◆ WHAT IS REQUIRED ◆
The entries that follow need to be returned without any alteration.

===== DATASET CONTENT =====

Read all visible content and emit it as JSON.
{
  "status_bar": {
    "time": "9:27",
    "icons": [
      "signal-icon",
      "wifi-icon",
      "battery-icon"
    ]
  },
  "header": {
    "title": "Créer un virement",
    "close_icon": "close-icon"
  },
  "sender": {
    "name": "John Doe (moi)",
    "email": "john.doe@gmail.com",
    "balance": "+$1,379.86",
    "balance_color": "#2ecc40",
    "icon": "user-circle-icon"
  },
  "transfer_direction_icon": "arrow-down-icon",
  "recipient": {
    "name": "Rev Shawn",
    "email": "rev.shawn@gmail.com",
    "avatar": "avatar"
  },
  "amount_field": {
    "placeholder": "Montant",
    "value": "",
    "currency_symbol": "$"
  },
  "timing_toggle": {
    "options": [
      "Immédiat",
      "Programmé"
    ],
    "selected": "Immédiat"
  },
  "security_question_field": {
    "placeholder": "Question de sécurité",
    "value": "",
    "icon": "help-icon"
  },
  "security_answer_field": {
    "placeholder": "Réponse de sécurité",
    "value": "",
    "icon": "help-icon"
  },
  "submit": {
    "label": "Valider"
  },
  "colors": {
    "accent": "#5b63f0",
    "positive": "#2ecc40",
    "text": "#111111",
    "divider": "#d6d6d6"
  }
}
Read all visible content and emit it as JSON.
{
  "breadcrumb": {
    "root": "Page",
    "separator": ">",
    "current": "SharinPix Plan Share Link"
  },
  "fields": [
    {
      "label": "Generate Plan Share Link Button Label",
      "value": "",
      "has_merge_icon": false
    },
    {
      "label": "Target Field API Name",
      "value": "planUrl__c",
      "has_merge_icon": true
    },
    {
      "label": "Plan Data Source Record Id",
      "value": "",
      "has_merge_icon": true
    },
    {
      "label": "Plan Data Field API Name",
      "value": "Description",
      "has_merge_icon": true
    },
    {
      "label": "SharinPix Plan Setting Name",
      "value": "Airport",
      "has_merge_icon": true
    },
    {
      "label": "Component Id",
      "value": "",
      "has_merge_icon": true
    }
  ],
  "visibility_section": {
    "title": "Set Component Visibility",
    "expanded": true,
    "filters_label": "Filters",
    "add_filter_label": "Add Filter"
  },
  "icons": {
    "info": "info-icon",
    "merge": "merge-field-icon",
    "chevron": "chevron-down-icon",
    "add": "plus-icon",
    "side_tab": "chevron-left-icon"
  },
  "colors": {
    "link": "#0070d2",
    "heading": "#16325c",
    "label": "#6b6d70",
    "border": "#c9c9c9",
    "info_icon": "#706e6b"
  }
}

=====

◆ OUTPUT ◆
Read all visible content and emit it as JSON.
{
  "status_bar": {
    "time": "9:27",
    "icons": [
      "signal-icon",
      "wifi-icon",
      "battery-icon"
    ]
  },
  "header": {
    "title": "Créer un virement",
    "close_icon": "close-icon"
  },
  "sender": {
    "name": "John Doe (moi)",
    "email": "john.doe@gmail.com",
    "balance": "+$1,379.86",
    "balance_color": "#2ecc40",
    "icon": "user-circle-icon"
  },
  "transfer_direction_icon": "arrow-down-icon",
  "recipient": {
    "name": "Rev Shawn",
    "email": "rev.shawn@gmail.com",
    "avatar": "avatar"
  },
  "amount_field": {
    "placeholder": "Montant",
    "value": "",
    "currency_symbol": "$"
  },
  "timing_toggle": {
    "options": [
      "Immédiat",
      "Programmé"
    ],
    "selected": "Immédiat"
  },
  "security_question_field": {
    "placeholder": "Question de sécurité",
    "value": "",
    "icon": "help-icon"
  },
  "security_answer_field": {
    "placeholder": "Réponse de sécurité",
    "value": "",
    "icon": "help-icon"
  },
  "submit": {
    "label": "Valider"
  },
  "colors": {
    "accent": "#5b63f0",
    "positive": "#2ecc40",
    "text": "#111111",
    "divider": "#d6d6d6"
  }
}
Read all visible content and emit it as JSON.
{
  "breadcrumb": {
    "root": "Page",
    "separator": ">",
    "current": "SharinPix Plan Share Link"
  },
  "fields": [
    {
      "label": "Generate Plan Share Link Button Label",
      "value": "",
      "has_merge_icon": false
    },
    {
      "label": "Target Field API Name",
      "value": "planUrl__c",
      "has_merge_icon": true
    },
    {
      "label": "Plan Data Source Record Id",
      "value": "",
      "has_merge_icon": true
    },
    {
      "label": "Plan Data Field API Name",
      "value": "Description",
      "has_merge_icon": true
    },
    {
      "label": "SharinPix Plan Setting Name",
      "value": "Airport",
      "has_merge_icon": true
    },
    {
      "label": "Component Id",
      "value": "",
      "has_merge_icon": true
    }
  ],
  "visibility_section": {
    "title": "Set Component Visibility",
    "expanded": true,
    "filters_label": "Filters",
    "add_filter_label": "Add Filter"
  },
  "icons": {
    "info": "info-icon",
    "merge": "merge-field-icon",
    "chevron": "chevron-down-icon",
    "add": "plus-icon",
    "side_tab": "chevron-left-icon"
  },
  "colors": {
    "link": "#0070d2",
    "heading": "#16325c",
    "label": "#6b6d70",
    "border": "#c9c9c9",
    "info_icon": "#706e6b"
  }
}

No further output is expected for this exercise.